Daisy Butcher, a member of OGOM and PhD student of Dr Sam George, has collaborated with friend of OGOM and University of Hertfordshire alumna, Janette Leaf to put together an exciting anthology of insect themed stories for the British Library’s … Continue reading
CFPs: Fairy tales and fantasy, The Neverending Story, theology, vampires, Asian Gothic, women and Satanism
Quite a few calls here for journal articles and chapters in edited collections. 1. CFP: Fairy Tales and Fantasy Fiction / Contes de fées et Fantasy, Fantasy Art and Studies journal. Deadline: 25 October 2021 (in French or English) For … Continue reading

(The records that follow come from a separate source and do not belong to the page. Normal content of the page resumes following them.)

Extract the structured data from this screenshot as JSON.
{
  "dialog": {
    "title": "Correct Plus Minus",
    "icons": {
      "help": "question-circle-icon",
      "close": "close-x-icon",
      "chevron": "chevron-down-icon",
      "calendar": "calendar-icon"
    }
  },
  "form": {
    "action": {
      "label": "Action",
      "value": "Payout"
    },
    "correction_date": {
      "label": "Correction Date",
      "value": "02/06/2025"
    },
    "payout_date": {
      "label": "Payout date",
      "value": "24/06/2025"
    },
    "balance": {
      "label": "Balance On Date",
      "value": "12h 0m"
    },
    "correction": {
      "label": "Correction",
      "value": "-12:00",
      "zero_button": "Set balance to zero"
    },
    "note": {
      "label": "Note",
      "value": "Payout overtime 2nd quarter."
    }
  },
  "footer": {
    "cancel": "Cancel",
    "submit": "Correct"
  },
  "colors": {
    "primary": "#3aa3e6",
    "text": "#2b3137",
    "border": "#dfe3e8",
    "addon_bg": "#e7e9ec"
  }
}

CFP ‘Ill met by moonlight’: Gothic Encounters with Enchantment and the Fairy Realm in Literature and Culture, 8-10 April, 2021
University of Hertfordshire, 8‒10 April 2021 The Open Graves, Open Minds (OGOM) Project was launched in 2010 with the Vampires and the Undead in Modern Culture conference.We have subsequently hosted symposia on Bram Stoker and John William Polidori, unearthing depictions … Continue reading
A Call for Articles on the Victorian roots of fantasy for the journal Fantasy Art and Studies (deadline 10 December 2017). Undoubtedly the Victorian era was a fruitful period for the emergence of imaginative fiction. Now, at a moment when … Continue reading
And following my last post on Steampunk and Neo-Victorianism, there’s a call here for articles in a collected volume on Victorian and Neo-Victorian Screen Adaptations.
An excellent article here by Franziska Kohlt, ‘Alice in the asylum: Wonderland and the real mad tea parties of the Victorians‘. Franziska looks at the Alice books and the theme of madness in the context of both the recent Disney … Continue reading
This an admin-esque post just drawing people’s attention to some CFPs and a talk that might be of interest to our followers. Firstly, there is a CFP for the Victorian Popular Fiction Association which will be holding its conference from … Continue reading
More here on nineteenth-century fairy tales and folklore. Lucy Scholes reviews a book on folklore studies from the period, an anthology of Victorian literary fairy tales, and a book on the relationship between the genre and science.